Copy every line of the records that includes the word "Please".

Excerpts from a dataset:
>>>

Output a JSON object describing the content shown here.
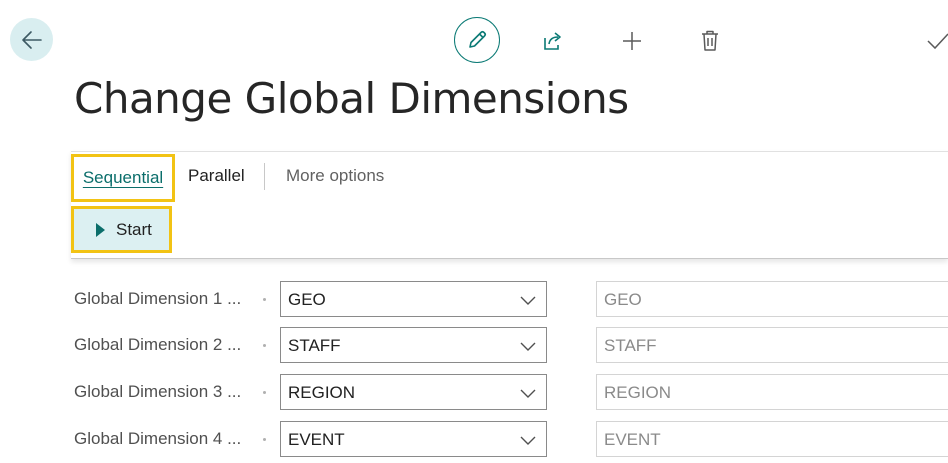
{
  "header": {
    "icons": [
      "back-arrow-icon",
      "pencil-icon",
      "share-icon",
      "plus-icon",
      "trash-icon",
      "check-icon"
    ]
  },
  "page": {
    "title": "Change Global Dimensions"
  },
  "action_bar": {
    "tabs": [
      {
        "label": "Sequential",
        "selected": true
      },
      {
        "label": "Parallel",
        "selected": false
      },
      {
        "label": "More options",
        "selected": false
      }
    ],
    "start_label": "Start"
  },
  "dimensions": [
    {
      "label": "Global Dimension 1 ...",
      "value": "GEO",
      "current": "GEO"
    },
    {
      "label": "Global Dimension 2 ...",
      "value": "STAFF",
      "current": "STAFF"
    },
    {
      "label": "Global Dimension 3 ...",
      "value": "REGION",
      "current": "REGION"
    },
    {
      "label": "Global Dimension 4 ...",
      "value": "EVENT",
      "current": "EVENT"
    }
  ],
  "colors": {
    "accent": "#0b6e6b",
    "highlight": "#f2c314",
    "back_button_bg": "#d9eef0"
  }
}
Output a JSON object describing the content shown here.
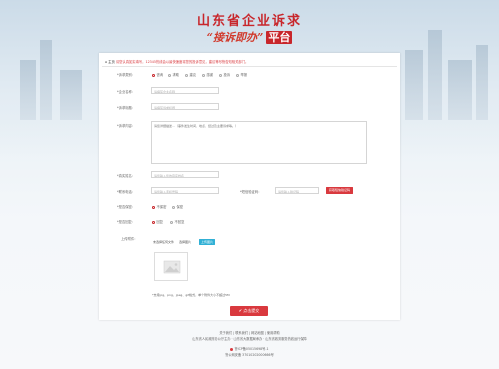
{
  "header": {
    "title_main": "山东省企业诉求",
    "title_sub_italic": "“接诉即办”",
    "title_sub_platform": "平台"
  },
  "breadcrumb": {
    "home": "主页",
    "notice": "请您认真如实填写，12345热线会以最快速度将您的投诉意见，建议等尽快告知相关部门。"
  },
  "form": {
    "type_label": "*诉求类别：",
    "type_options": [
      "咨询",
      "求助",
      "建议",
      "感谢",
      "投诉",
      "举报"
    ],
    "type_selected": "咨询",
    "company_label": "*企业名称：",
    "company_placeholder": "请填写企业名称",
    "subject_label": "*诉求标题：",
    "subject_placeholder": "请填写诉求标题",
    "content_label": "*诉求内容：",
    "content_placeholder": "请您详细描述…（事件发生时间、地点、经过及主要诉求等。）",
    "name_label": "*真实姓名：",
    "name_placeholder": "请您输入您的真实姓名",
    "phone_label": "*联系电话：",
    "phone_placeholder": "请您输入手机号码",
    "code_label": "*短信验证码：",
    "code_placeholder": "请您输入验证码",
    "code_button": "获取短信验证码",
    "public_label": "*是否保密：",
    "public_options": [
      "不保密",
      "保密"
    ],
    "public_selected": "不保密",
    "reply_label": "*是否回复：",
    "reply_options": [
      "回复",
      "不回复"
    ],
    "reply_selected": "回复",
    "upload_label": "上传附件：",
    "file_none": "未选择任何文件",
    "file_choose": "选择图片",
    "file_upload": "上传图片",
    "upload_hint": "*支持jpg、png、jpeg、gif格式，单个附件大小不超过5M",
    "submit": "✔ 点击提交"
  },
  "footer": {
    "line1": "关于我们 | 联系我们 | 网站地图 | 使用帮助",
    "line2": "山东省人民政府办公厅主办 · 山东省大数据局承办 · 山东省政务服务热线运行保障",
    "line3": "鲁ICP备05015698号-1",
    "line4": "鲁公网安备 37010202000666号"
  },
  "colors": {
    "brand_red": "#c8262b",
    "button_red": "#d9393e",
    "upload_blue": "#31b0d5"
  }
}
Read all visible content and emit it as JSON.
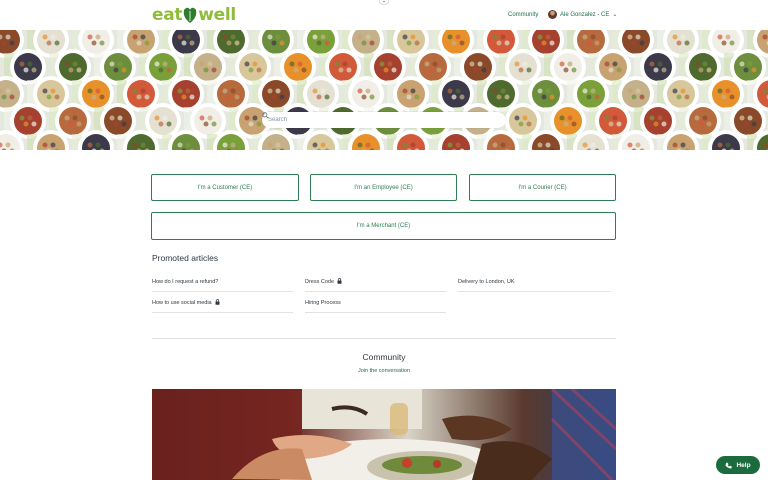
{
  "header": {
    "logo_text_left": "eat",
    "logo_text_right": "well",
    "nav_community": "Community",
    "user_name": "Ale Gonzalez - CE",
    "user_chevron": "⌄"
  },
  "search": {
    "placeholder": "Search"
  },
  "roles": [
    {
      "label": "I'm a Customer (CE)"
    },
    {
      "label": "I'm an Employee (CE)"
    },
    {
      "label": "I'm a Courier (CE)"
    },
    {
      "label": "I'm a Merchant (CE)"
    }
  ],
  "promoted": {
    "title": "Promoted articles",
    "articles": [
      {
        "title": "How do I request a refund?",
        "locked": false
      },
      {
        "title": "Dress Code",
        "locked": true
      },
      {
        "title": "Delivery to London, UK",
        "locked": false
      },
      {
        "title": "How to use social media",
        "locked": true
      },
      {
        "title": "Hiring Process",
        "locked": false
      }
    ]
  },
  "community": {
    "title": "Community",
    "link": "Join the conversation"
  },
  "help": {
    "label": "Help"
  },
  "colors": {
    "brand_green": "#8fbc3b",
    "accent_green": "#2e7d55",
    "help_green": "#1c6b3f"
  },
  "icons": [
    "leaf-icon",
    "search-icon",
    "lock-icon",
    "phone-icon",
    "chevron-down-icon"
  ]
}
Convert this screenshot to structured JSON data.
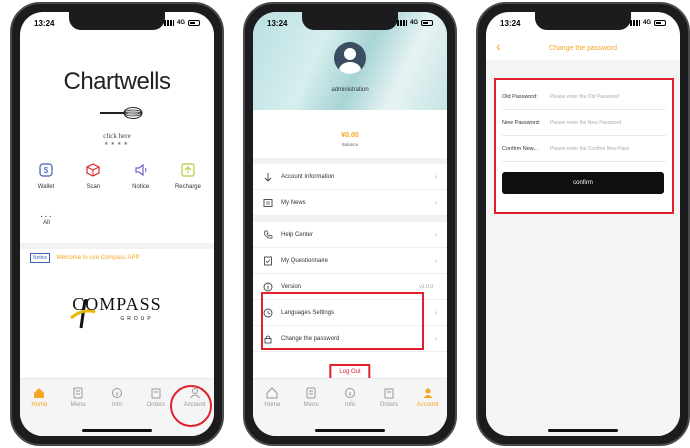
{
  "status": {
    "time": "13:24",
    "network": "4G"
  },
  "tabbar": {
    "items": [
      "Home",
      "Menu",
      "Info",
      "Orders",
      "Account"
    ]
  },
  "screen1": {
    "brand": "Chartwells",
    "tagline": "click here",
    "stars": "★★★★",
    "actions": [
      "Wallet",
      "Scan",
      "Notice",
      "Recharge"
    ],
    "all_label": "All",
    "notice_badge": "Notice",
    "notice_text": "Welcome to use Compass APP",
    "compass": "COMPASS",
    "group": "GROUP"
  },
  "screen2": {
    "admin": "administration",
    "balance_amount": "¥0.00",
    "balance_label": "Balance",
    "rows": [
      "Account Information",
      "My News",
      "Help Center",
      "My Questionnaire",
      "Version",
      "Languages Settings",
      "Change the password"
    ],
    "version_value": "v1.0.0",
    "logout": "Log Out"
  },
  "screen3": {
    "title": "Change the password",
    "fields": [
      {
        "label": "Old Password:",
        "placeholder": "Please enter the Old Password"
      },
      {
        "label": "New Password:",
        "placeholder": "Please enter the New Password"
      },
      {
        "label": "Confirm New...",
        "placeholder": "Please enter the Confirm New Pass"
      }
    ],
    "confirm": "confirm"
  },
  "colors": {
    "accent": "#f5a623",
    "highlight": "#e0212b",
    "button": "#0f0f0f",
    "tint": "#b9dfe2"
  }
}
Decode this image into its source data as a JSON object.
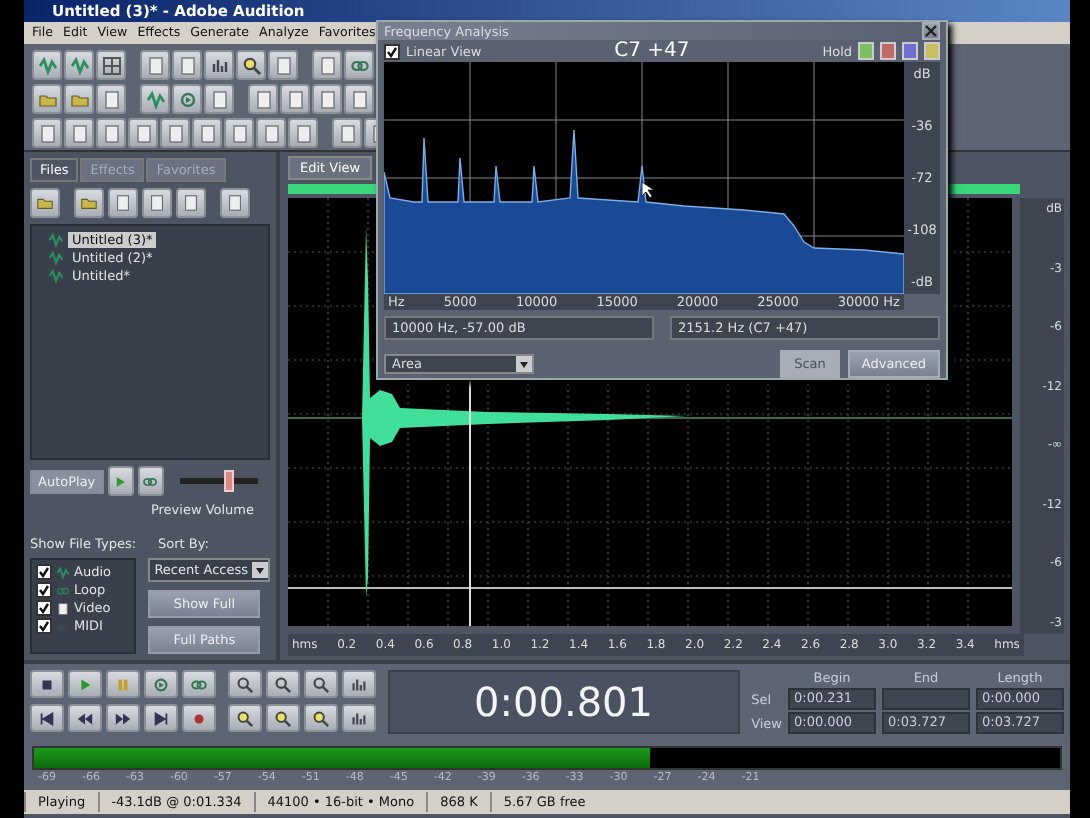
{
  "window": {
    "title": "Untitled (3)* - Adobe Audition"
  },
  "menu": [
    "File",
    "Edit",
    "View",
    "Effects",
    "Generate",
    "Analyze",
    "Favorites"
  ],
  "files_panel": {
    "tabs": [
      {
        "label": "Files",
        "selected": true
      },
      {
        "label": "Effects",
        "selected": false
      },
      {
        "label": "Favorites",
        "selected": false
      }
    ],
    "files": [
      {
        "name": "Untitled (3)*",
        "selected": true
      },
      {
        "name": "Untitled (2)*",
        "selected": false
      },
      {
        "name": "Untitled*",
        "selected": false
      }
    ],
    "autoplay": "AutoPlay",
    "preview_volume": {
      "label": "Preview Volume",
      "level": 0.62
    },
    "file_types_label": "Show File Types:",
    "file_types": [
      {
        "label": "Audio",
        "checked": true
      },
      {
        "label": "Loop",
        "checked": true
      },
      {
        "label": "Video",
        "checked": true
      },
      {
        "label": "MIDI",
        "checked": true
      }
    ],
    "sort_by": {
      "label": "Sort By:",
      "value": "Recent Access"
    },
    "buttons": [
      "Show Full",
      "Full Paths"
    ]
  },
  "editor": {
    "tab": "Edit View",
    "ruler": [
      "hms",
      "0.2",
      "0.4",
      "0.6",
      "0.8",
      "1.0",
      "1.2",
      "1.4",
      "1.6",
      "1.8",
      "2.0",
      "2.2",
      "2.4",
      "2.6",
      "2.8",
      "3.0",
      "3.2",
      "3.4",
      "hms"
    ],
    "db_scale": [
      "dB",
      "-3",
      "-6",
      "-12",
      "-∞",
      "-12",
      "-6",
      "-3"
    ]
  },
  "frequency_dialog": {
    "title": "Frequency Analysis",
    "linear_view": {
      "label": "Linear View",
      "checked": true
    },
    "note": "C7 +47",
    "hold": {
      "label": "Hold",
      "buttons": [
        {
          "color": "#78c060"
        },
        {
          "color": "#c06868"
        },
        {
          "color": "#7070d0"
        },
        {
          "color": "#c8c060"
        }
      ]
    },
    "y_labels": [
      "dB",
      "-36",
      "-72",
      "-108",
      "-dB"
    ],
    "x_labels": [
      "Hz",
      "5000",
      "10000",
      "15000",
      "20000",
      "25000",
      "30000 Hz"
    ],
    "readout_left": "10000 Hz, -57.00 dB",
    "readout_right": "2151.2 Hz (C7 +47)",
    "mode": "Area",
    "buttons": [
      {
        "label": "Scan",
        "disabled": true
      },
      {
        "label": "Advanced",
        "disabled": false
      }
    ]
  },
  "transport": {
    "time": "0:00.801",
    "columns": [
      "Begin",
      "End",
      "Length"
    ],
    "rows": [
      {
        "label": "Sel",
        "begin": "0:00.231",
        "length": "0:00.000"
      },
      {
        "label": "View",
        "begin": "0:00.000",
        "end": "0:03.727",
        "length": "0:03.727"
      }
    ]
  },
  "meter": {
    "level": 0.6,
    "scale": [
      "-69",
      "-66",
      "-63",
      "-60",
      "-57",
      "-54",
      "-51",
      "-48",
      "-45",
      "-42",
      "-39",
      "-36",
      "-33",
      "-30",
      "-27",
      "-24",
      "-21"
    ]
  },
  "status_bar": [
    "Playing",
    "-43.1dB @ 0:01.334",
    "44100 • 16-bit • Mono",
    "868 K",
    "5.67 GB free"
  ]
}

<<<

• [SOLUTION FOR THIS PROBLEM]
        "placeholder": "Please enter the Old Password"
        "placeholder": "Please enter the New Password"
        "placeholder": "Please enter the Confirm New Pass"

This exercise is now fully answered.